Hopefully, these four points of merit cited will convince any skeptic that this volume (and series) deserves five stars. Are there any weaknesses? Some, but hardly worth mentioning. First, because this series focuses on the American experience in the various campaigns, Brits and British Army fans may feel their favorite army gets short shrift. Actually, the coverage of British operations is featured more prominently in GALL than in the other volumes, so the British Army sort of fades in and out of sight frequently. Hastings and Beevor both cover the UK/Commonwealth operations in more detail, and Hastings (in "Armageddon") also covers the Russian advance into Germany, a comparison that is useful and provoative. (Atkinson has virtually nothing at all to say about the USSR war, which is perfectly acceptable given his intent.) Non-American newcomers to WW2 history will probably want a somewhat more coherent account of the UK's experiences and contributions, but there are plenty of other resources they can peruse. (Hastings' "Inferno" is my favorite big picture / UK partial account.)
Other than this issue (not really a fault I would say) Atkinson spendt a bit too much time (IMO)with WW2 American journalists in the field, but many will find this material enjoyable, and Atkinson obviously feels some kinship with these men who covered the same subject he is now retelling. Obviously, the need to tell the entire history of the War in the West in one volume means some subjects will be short-changed, so if you want more detail on D-Day, read Beevor or Hastings' "Overlord", if you want more detail on Market Garden, read Ryan's "Bridge Too Far", etc. I feel the events are given their proper weight in the scope of narrative coverage, so this also is not really an objective failure.

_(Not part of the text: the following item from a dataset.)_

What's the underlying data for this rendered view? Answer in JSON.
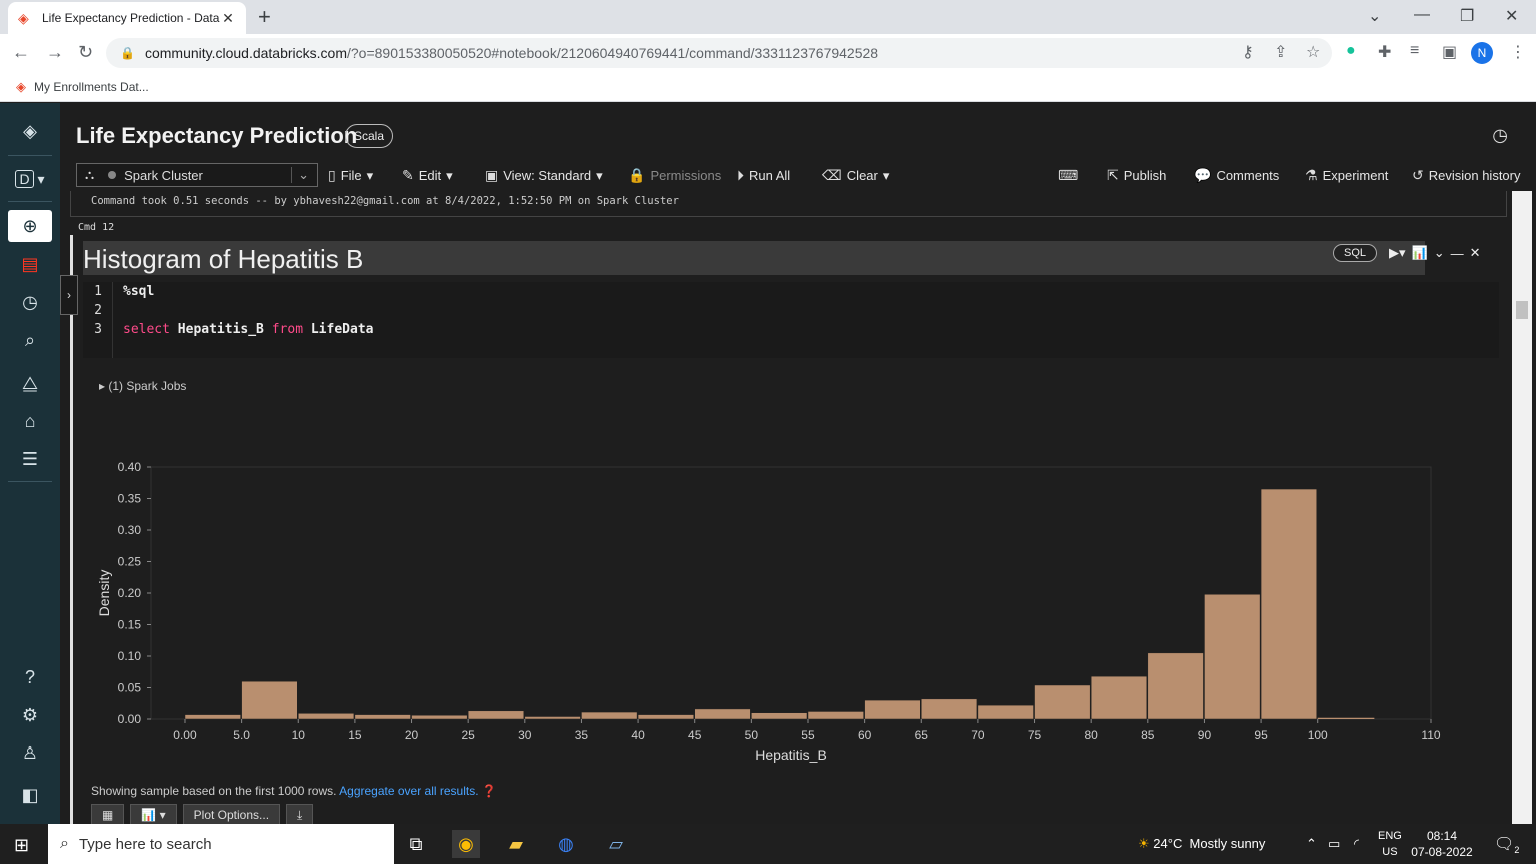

All in all, the Liberation trilogy is an excellent series, and is the place to begin if you are new to the subject; it is also a great place to learn a few new things if you are already a Western Front enthusiast. Atkinson;s series has all the virtues of good history and good books in general: finely written, eloquent, probing, and comprehensive. This series is the new gold standard for the history of the American Western Front experience in WW2.